• [Exercise aim]:
Tally the lines below that contain the word "страницы", then give the tally alone.
[Materials provided]
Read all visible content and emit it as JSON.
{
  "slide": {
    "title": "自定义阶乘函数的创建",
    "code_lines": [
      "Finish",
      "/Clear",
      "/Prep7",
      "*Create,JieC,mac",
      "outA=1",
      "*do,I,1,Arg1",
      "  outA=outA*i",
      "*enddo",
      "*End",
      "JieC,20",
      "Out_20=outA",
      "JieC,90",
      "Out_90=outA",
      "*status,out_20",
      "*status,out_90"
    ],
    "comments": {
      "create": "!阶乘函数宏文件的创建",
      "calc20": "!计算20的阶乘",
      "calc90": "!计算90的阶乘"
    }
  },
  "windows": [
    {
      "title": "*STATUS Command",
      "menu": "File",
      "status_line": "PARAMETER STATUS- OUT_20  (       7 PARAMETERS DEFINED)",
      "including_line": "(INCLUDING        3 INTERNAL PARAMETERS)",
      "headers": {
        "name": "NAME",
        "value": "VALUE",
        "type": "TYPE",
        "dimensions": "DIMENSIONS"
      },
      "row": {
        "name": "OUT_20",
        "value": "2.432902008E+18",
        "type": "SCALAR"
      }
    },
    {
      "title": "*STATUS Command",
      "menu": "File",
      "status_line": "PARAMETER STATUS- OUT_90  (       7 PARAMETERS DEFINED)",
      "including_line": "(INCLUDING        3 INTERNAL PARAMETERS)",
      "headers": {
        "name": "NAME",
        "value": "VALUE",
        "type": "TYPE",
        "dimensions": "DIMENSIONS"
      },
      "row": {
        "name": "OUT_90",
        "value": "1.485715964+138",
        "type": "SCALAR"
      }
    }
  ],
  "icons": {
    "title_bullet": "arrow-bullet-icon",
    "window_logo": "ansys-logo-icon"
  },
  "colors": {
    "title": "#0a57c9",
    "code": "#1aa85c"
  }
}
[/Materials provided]
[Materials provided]
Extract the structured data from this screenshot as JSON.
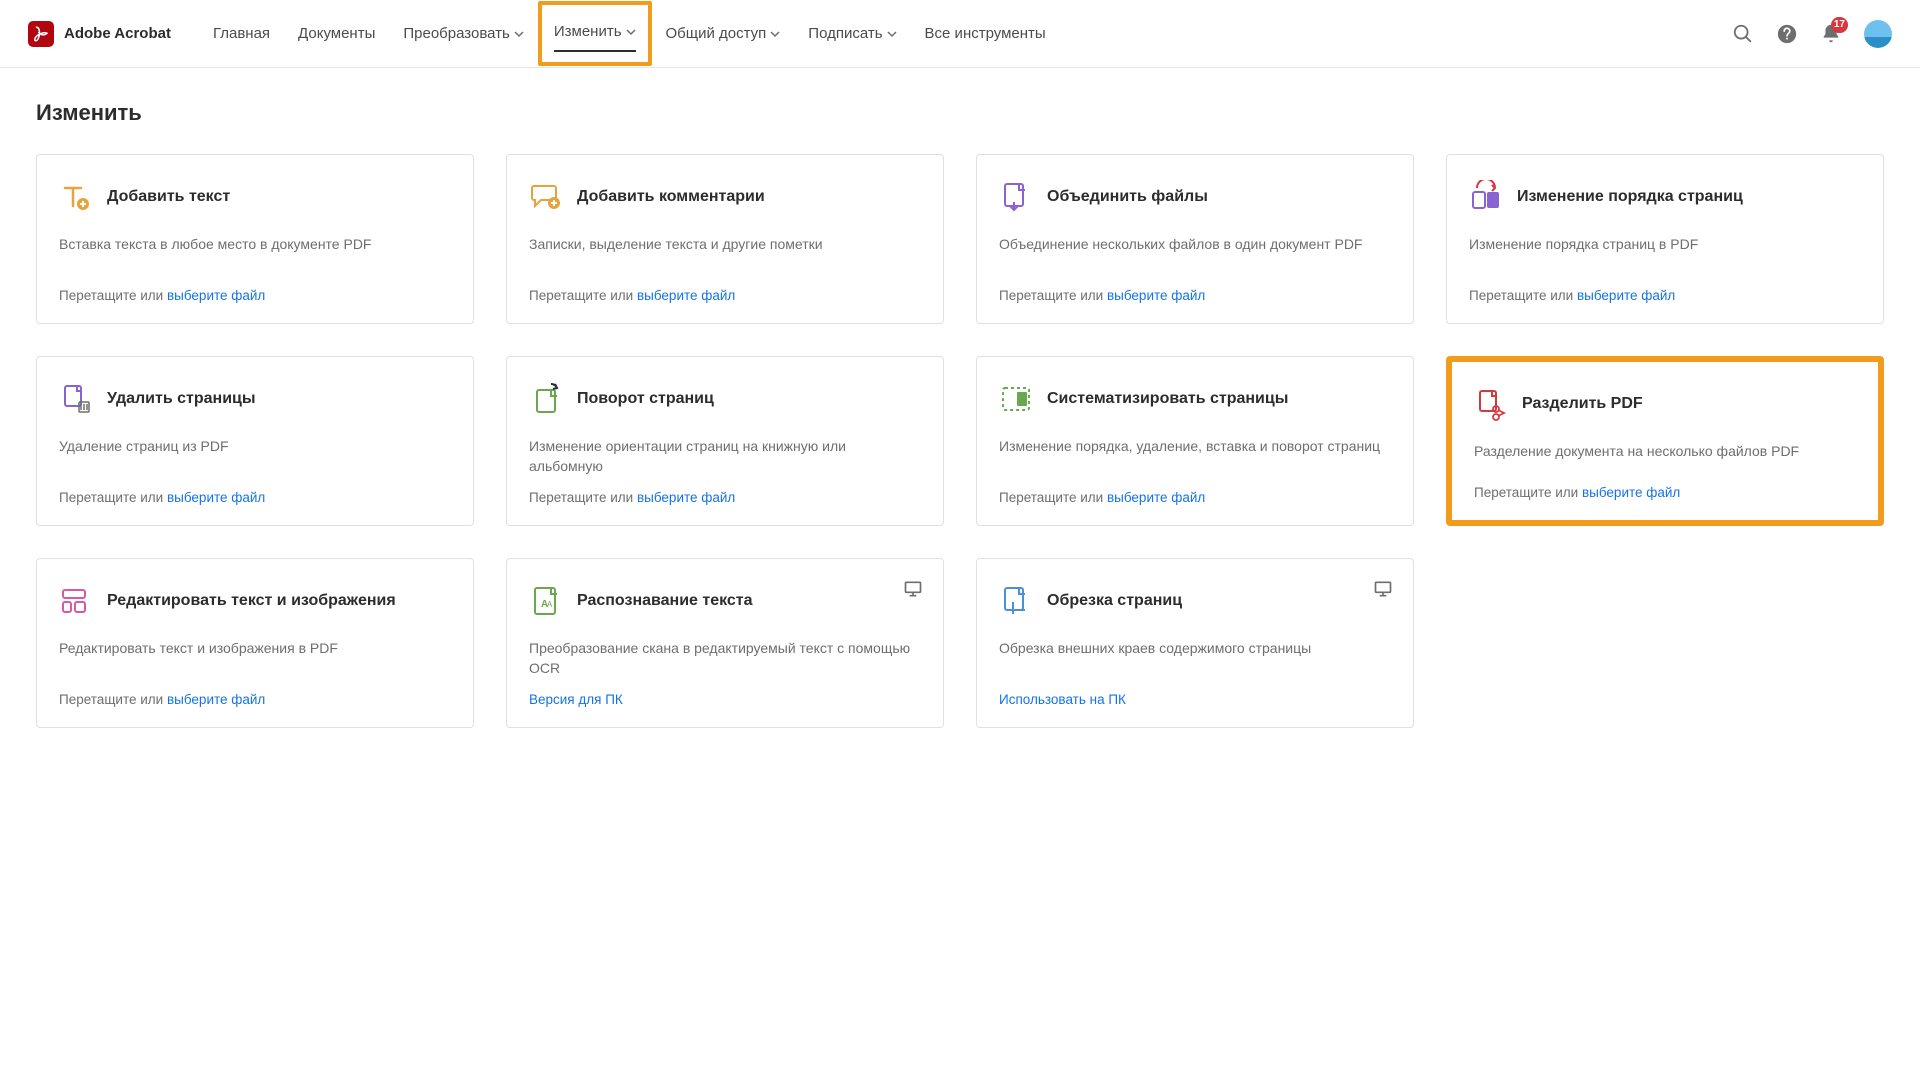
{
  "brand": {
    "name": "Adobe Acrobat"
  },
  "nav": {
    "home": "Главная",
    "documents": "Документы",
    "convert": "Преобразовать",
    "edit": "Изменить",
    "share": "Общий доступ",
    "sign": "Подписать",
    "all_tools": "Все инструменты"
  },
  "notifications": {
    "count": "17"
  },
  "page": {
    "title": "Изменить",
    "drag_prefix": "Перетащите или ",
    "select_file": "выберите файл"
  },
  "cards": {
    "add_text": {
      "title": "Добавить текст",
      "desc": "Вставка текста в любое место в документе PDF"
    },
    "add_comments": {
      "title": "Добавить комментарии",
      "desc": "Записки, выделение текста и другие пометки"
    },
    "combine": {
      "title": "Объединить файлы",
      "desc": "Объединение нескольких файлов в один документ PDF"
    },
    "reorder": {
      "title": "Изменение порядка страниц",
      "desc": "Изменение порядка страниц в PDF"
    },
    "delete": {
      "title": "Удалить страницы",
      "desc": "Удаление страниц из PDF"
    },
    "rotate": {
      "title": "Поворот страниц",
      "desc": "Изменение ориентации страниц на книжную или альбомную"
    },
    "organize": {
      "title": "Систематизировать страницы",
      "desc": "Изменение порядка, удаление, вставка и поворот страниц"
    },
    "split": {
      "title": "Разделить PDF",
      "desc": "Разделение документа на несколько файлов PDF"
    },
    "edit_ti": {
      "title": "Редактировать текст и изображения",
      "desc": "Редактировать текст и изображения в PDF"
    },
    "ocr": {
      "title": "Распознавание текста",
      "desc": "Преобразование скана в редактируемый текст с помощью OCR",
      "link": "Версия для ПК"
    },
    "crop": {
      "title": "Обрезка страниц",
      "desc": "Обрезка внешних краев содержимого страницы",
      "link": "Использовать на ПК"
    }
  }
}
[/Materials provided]
• [Answer to this exercise]:
3